Thursday, December 18, 2014

Thank You DPU for All That You Do!

Without the Department of Public Utilities...

Our streets would be dark and dangerous

Our drinking water would be dirty and unhealthy

Our houses would be cold, without natural gas heat or hot water

Our raw sewage would run through the streets and cause disease

Our river would be dirty and polluted!

Thank you DPU, for all that you do!

Tuesday, December 16, 2014

Lightning Strikes Can Cause Gas Leaks Through Corrugated Stainless Steel Tubing

If your home or business was built after 1990 or you had work done to your natural gas system, it's likely that corrugated stainless steel tubing (CSST) was installed.

If lightning strikes a structure containing CSST, there is a risk it can travel along the structure's natural gas piping system and cause a leak, or in some cases, even a fire.

CSST does not connect directly to appliances, but runs through a home or business, sometimes under floors, along sidewalls, or in the attic. It is a flexible, stainless steel pipe and often has a yellow, or sometimes black, casing.

CSST gas piping systems should be bonded to the electrical service grounding system at the point where the gas service enters the building. The bonding jumper should not be smaller than a 6 AWG copper wire or equivalent.
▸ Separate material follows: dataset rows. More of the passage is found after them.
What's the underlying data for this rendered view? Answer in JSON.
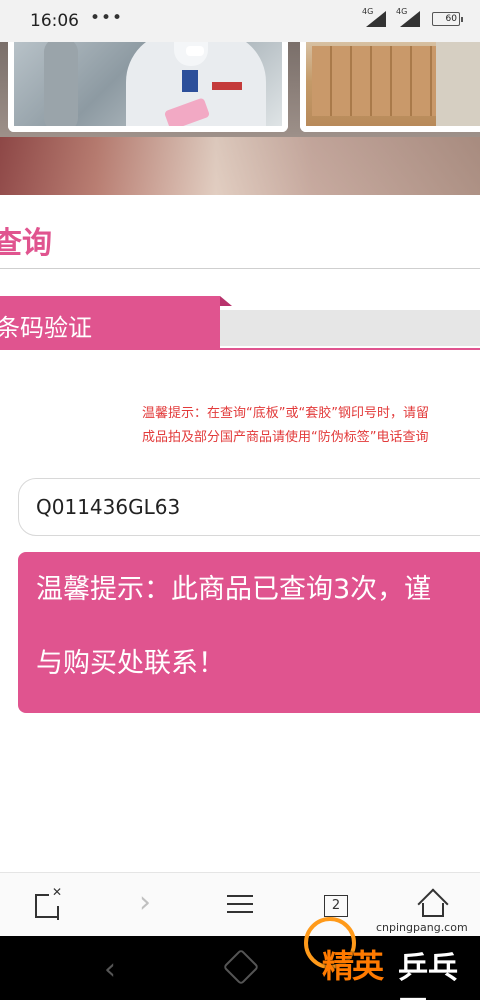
{
  "status_bar": {
    "time": "16:06",
    "dots": "•••",
    "signal_1": "4G",
    "signal_2": "4G",
    "battery": "60"
  },
  "page": {
    "title": "查询"
  },
  "tabs": {
    "active_label": "条码验证"
  },
  "notice": {
    "line1": "温馨提示：在查询“底板”或“套胶”钢印号时，请留",
    "line2": "成品拍及部分国产商品请使用“防伪标签”电话查询"
  },
  "code_input": {
    "value": "Q011436GL63"
  },
  "result": {
    "line1": "温馨提示：此商品已查询3次，谨",
    "line2": "与购买处联系！"
  },
  "browser_toolbar": {
    "forward_glyph": "›",
    "tab_count": "2"
  },
  "watermark": {
    "url": "cnpingpang.com",
    "brand_elite": "精英",
    "brand_pingpang": "乒乓网"
  },
  "nav_bar": {
    "back_glyph": "‹"
  },
  "colors": {
    "accent": "#e0548f",
    "notice_red": "#e23b3b"
  }
}
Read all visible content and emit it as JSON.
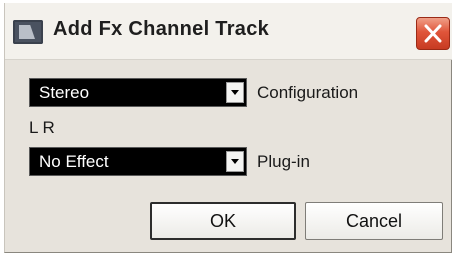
{
  "window": {
    "title": "Add Fx Channel Track",
    "close_icon": "close-x-icon"
  },
  "configuration": {
    "selected": "Stereo",
    "label": "Configuration"
  },
  "channel_info": "L R",
  "plugin": {
    "selected": "No Effect",
    "label": "Plug-in"
  },
  "buttons": {
    "ok": "OK",
    "cancel": "Cancel"
  },
  "colors": {
    "dialog_bg": "#e7e3dc",
    "dropdown_bg": "#000000",
    "close_red": "#e0553a"
  }
}
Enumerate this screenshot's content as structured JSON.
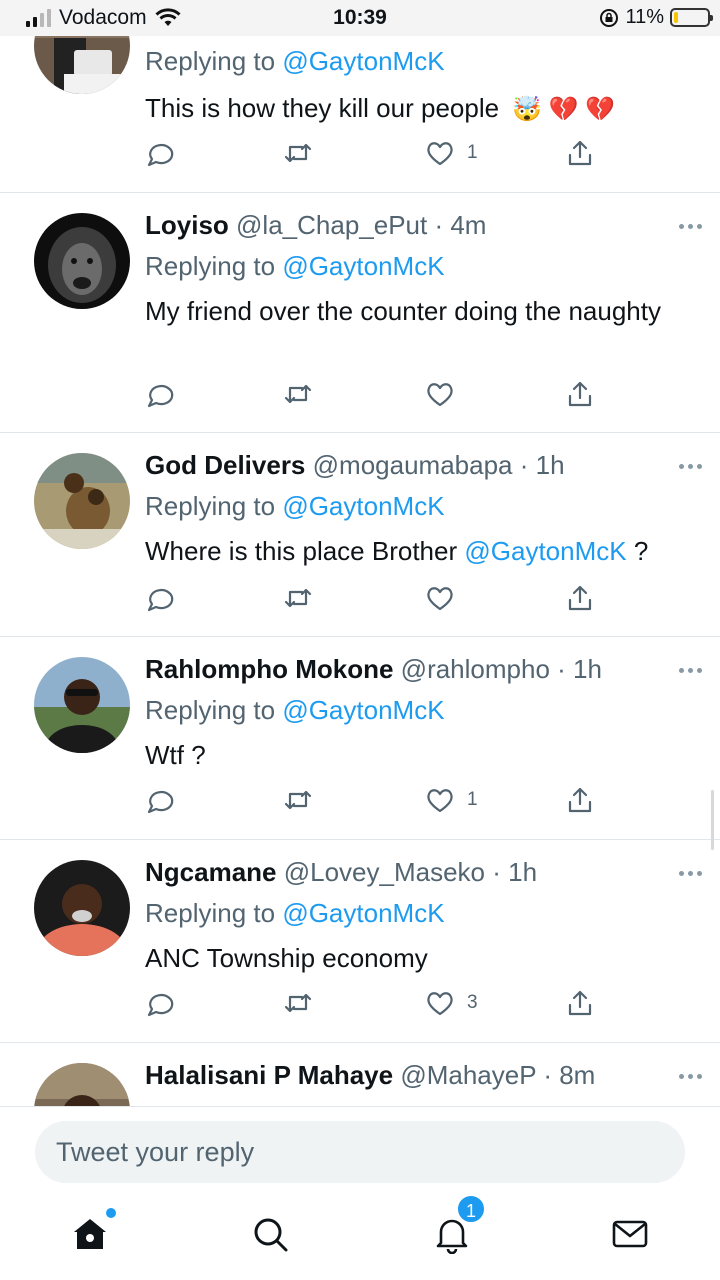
{
  "status_bar": {
    "carrier": "Vodacom",
    "time": "10:39",
    "battery": "11%",
    "battery_level": 0.11
  },
  "tweets": [
    {
      "replying_prefix": "Replying to",
      "replying_to": "@GaytonMcK",
      "text": "This is how they kill our people",
      "emoji": "🤯 💔 💔",
      "like_count": "1"
    },
    {
      "name": "Loyiso",
      "handle": "@la_Chap_ePut",
      "time": "4m",
      "replying_prefix": "Replying to",
      "replying_to": "@GaytonMcK",
      "text": "My friend over the counter doing the naughty",
      "like_count": ""
    },
    {
      "name": "God Delivers",
      "handle": "@mogaumabapa",
      "time": "1h",
      "replying_prefix": "Replying to",
      "replying_to": "@GaytonMcK",
      "text": "Where is this place Brother",
      "mention": "@GaytonMcK",
      "text_suffix": "?",
      "like_count": ""
    },
    {
      "name": "Rahlompho Mokone",
      "handle": "@rahlompho",
      "time": "1h",
      "replying_prefix": "Replying to",
      "replying_to": "@GaytonMcK",
      "text": "Wtf ?",
      "like_count": "1"
    },
    {
      "name": "Ngcamane",
      "handle": "@Lovey_Maseko",
      "time": "1h",
      "replying_prefix": "Replying to",
      "replying_to": "@GaytonMcK",
      "text": "ANC Township economy",
      "like_count": "3"
    },
    {
      "name": "Halalisani P Mahaye",
      "handle": "@MahayeP",
      "time": "8m"
    }
  ],
  "reply": {
    "placeholder": "Tweet your reply"
  },
  "tabs": {
    "notifications_badge": "1"
  },
  "colors": {
    "accent": "#1d9bf0",
    "text": "#0f1419",
    "muted": "#536471",
    "divider": "#e1e6ea"
  }
}
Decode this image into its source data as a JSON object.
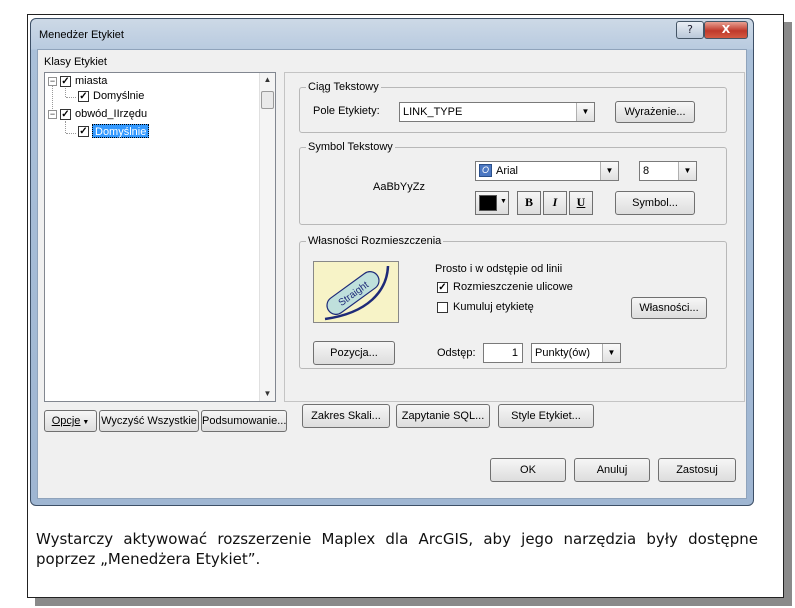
{
  "window": {
    "title": "Menedżer Etykiet",
    "help_label": "?",
    "close_label": "X"
  },
  "classes": {
    "label": "Klasy Etykiet",
    "tree": [
      {
        "label": "miasta",
        "checked": true,
        "expanded": true
      },
      {
        "label": "Domyślnie",
        "checked": true
      },
      {
        "label": "obwód_IIrzędu",
        "checked": true,
        "expanded": true
      },
      {
        "label": "Domyślnie",
        "checked": true,
        "selected": true
      }
    ]
  },
  "bottom_left_buttons": {
    "options": "Opcje",
    "clear_all": "Wyczyść Wszystkie",
    "summary": "Podsumowanie..."
  },
  "text_string": {
    "legend": "Ciąg Tekstowy",
    "field_label": "Pole Etykiety:",
    "field_value": "LINK_TYPE",
    "expression_button": "Wyrażenie..."
  },
  "text_symbol": {
    "legend": "Symbol Tekstowy",
    "sample": "AaBbYyZz",
    "font": "Arial",
    "size": "8",
    "bold": "B",
    "italic": "I",
    "underline": "U",
    "symbol_button": "Symbol...",
    "color": "#000000"
  },
  "placement": {
    "legend": "Własności Rozmieszczenia",
    "mode": "Prosto i w odstępie od linii",
    "street_placement": "Rozmieszczenie ulicowe",
    "street_checked": true,
    "stack": "Kumuluj etykietę",
    "stack_checked": false,
    "properties_button": "Własności...",
    "preview_text": "Straight",
    "position_button": "Pozycja...",
    "offset_label": "Odstęp:",
    "offset_value": "1",
    "units": "Punkty(ów)"
  },
  "scale_buttons": {
    "scale_range": "Zakres Skali...",
    "sql_query": "Zapytanie SQL...",
    "label_styles": "Style Etykiet..."
  },
  "dialog_buttons": {
    "ok": "OK",
    "cancel": "Anuluj",
    "apply": "Zastosuj"
  },
  "caption": "Wystarczy aktywować rozszerzenie Maplex dla ArcGIS, aby jego narzędzia były dostępne poprzez „Menedżera Etykiet”."
}
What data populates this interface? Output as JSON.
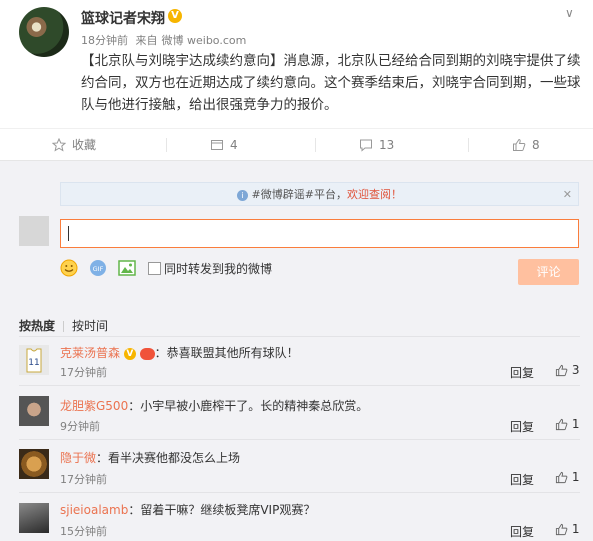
{
  "post": {
    "author": "篮球记者宋翔",
    "verified_badge": "V",
    "time": "18分钟前",
    "source_prefix": "来自",
    "source": "微博 weibo.com",
    "text": "【北京队与刘晓宇达成续约意向】消息源，北京队已经给合同到期的刘晓宇提供了续约合同，双方也在近期达成了续约意向。这个赛季结束后，刘晓宇合同到期，一些球队与他进行接触，给出很强竞争力的报价。"
  },
  "actions": {
    "favorite": "收藏",
    "repost": "4",
    "comment": "13",
    "like": "8"
  },
  "notice": {
    "prefix": "#微博辟谣#平台，",
    "highlight": "欢迎查阅！"
  },
  "composer": {
    "value": "",
    "sync_label": "同时转发到我的微博",
    "submit": "评论"
  },
  "sort": {
    "hot": "按热度",
    "time": "按时间"
  },
  "comments": [
    {
      "name": "克莱汤普森",
      "text": "：恭喜联盟其他所有球队！",
      "time": "17分钟前",
      "reply": "回复",
      "likes": "3"
    },
    {
      "name": "龙胆紫G500",
      "text": "：小宇早被小鹿榨干了。长的精神秦总欣赏。",
      "time": "9分钟前",
      "reply": "回复",
      "likes": "1"
    },
    {
      "name": "隐于微",
      "text": "：看半决赛他都没怎么上场",
      "time": "17分钟前",
      "reply": "回复",
      "likes": "1"
    },
    {
      "name": "sjieioalamb",
      "text": "：留着干嘛？继续板凳席VIP观赛？",
      "time": "15分钟前",
      "reply": "回复",
      "likes": "1"
    }
  ],
  "colors": {
    "accent_orange": "#fa7d3c",
    "link_orange": "#eb7350",
    "verified_gold": "#f7b500",
    "submit_disabled": "#ffc09f"
  }
}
If you find CSST in your home or business, it is recommended that you contact a licensed electrician to make sure it is properly bonded and grounded. If you are unsure whether your building contains CSST, contact a building inspector for a professional inspection.

Happy Anniversary, Safe Drinking Water Act

Dec. 16 is the 40th anniversary of the Safe Drinking Water Act (SDWA), a federal law passed to ensure the quality of drinking water in America. Under the SDWA, the Environmental Protection Agency sets standards for drinking water quality and oversees those who implement those standards, including us, the Department of Public Utilities.The SDWA was passed on Dec. 16, 1974 to protect the public health by regulating the nation's drinking water supply. It has been amended in 1986 and 1996. It does NOT regulate private wells that serve fewer than 25 individuals, or to bottled water.

There are a number of threats to drinking water: improperly disposed of chemicals; animal wastes; pesticides; human wastes; wastes injected deep underground; and naturally-occurring substances can all contaminate drinking water. Likewise, drinking water that is not properly treated or disinfected, or which travels through an improperly maintained distribution system, may also pose a health risk.

Visit our Water Quality web page for more information about Richmond's water and everything the Department of Public Utilities does to make it safe for you.